But, just as he did on Thursday, Mnangagwa said at the time that Mohadi needed to also withstand rallies where jibes targeted at him were thrown around during Mugabe’s last few months in high office.
“My VP said he has been the minister of State Security, minister of Defence and is following my footsteps. “He needs nine interface rallies. He also needs to be a border jumper,” he said then to similarly huge applause and much laughter.
This comes as Zanu PF has reiterated that Mnangagwa will complete two terms in office — seemingly bolting the door against ambitious party bigwigs said to be interested in his job.
It also comes as the demons of factionalism that gutted Zanu PF during Mugabe’s last few years in power have returned to the party with a vengeance.
Speaking to the media last month, acting Zanu PF spokesperson Patrick Chinamasa said Mnangagwa needed to be given more time to fulfil the promises he made when he replaced Mugabe as Zimbabwe’s new leader in November 2017.
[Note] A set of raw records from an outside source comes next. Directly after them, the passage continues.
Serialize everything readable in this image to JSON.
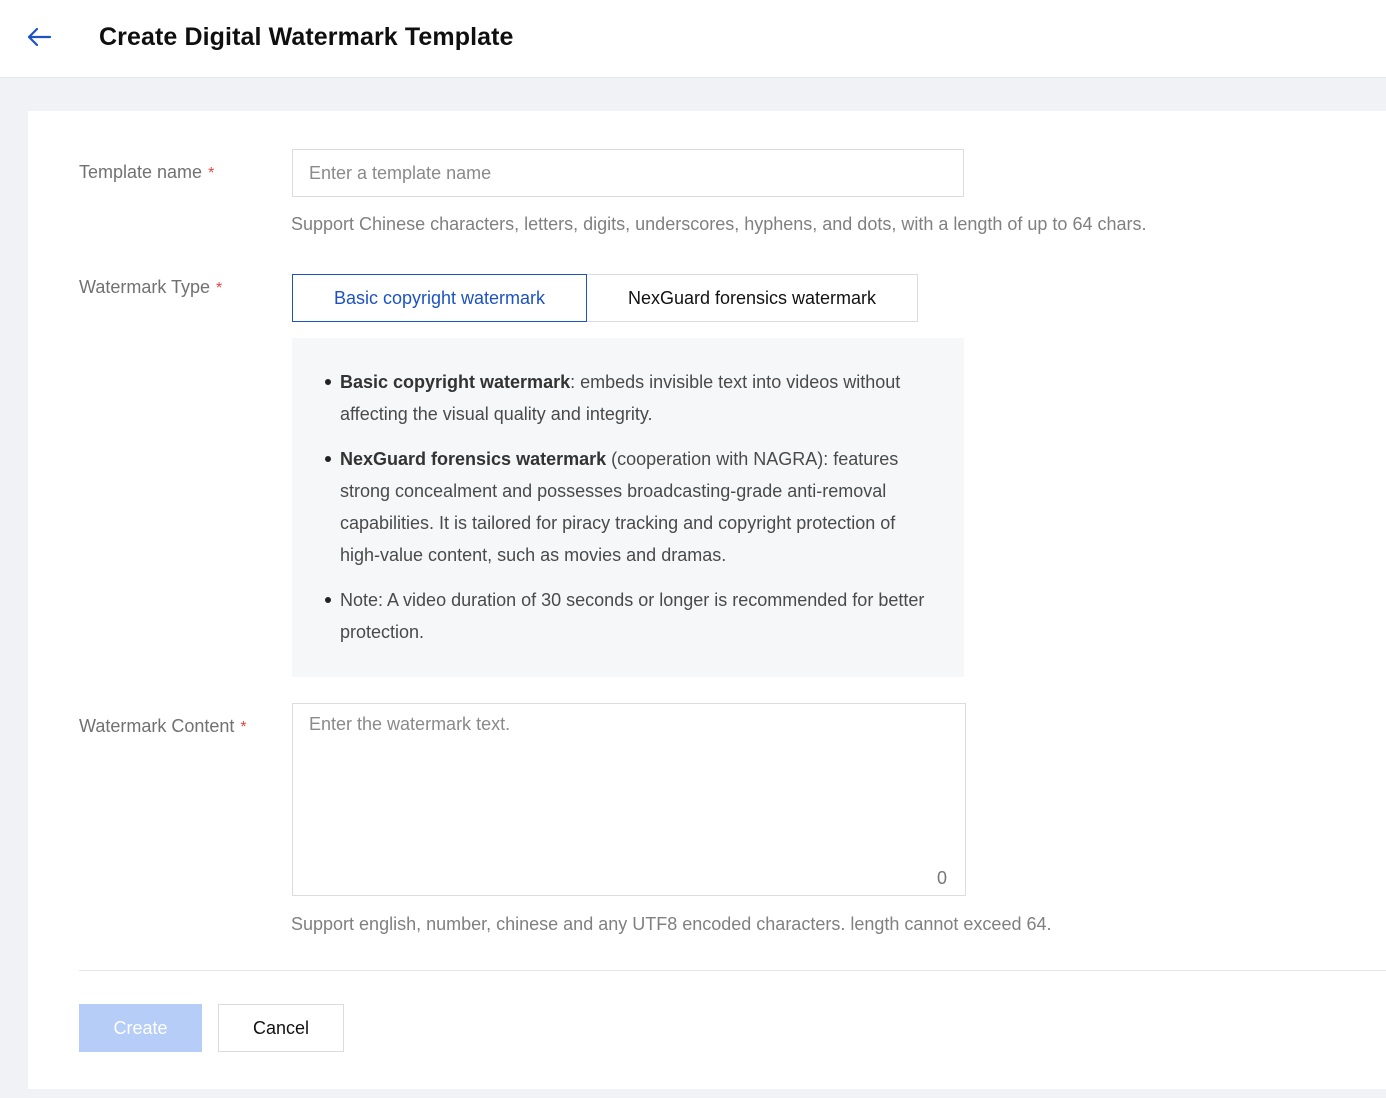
{
  "header": {
    "title": "Create Digital Watermark Template"
  },
  "form": {
    "template_name": {
      "label": "Template name",
      "required_mark": "*",
      "value": "",
      "placeholder": "Enter a template name",
      "hint": "Support Chinese characters, letters, digits, underscores, hyphens, and dots, with a length of up to 64 chars."
    },
    "watermark_type": {
      "label": "Watermark Type",
      "required_mark": "*",
      "options": [
        {
          "label": "Basic copyright watermark",
          "selected": true
        },
        {
          "label": "NexGuard forensics watermark",
          "selected": false
        }
      ],
      "info": [
        {
          "bold": "Basic copyright watermark",
          "text": ": embeds invisible text into videos without affecting the visual quality and integrity."
        },
        {
          "bold": "NexGuard forensics watermark",
          "text": " (cooperation with NAGRA): features strong concealment and possesses broadcasting-grade anti-removal capabilities. It is tailored for piracy tracking and copyright protection of high-value content, such as movies and dramas."
        },
        {
          "bold": "",
          "text": "Note: A video duration of 30 seconds or longer is recommended for better protection."
        }
      ]
    },
    "watermark_content": {
      "label": "Watermark Content",
      "required_mark": "*",
      "value": "",
      "placeholder": "Enter the watermark text.",
      "char_count": "0",
      "hint": "Support english, number, chinese and any UTF8 encoded characters. length cannot exceed 64."
    }
  },
  "actions": {
    "create_label": "Create",
    "cancel_label": "Cancel"
  },
  "colors": {
    "accent": "#1d52c4",
    "required": "#e54545",
    "create_disabled": "#b6cdf7",
    "page_background": "#f1f2f6"
  },
  "icons": {
    "back": "arrow-left-icon"
  }
}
Chinamasa also said emphatically that Zanu PF wanted Mnangagwa to continue serving in office beyond his current term, which ends in 2023.
“We say this because we do not want politics where things are started and are not finished. You cannot start on a serious development path or project and expect it to be completed in one year or one term.
“We want the president to fulfil what he set out to do when he first won the elections in 2018. In Zanu PF, we are very clear at all levels of the party. We need uninterrupted development in Zimbabwe.
“We need peace and tranquillity so that we can have political stability and chart our own development path,” Chinamasa said then.
Meanwhile, a power struggle that has been simmering for months between President Emmerson Mnangagwa and his ambitious deputy, retired General Constantino Chiwenga, has intensified over the past two weeks, with factions said to belong to them fighting bitterly over control of re-introduced District Coordinating Committees (DCCs).
Mnangagwa and the former Zimbabwe Defence Forces commander are fighting for the heart and soul of Zanu PF and control of the levers of state power.
The differences between the two emerged after the November 2017 coup over several issues, such as type of transitional arrangement, key appointments, including cabinet posts and Mnangagwa’s tenure.
Insiders say initially the coup deal was that Mnangagwa would come in as a civilian face and serve one term and go, leaving power to Chiwenga.
However, Mnangagwa’s repeated talk of two terms is said to have widened the rift between the two. There have also been differences on critical appointments, dismissals, especially in the security sector, business deals and the direction of the administration, sources say.
Mnangagwa was recently endorsed by party provinces and organs as Zanu PF’s sole 2023 presidential candidate. However, insiders say Chiwenga is not prepared to wait for ten years of Mnangagwa’s rule to come in, setting the stage for a bruising power struggle ahead.
The party resolved to re-introduce the DCCs in its structures last year, claiming they were the missing link in the coordination of its programmes.
DCCs were disbanded in 2012 after they became the centre of terminal factional fights among bigwigs. The party felt DCCs were, during that time, being used to foment divisions and fan factionalism between camps led by Mnangagwa and then vice-president Joice Mujuru. Mujuru and Mnangagwa were angling to succeed the late former president Mugabe. According to the Zanu PF constitution, there are 60 rural DCCs and 29 in urban areas that must be constituted.
When fully constituted, the DCCs form part of Zanu PF’s congress — the supreme decision-making body mandated to elect the party president. Accordingly, whoever controls DCCs has greater potential of sustaining power in Zanu PF.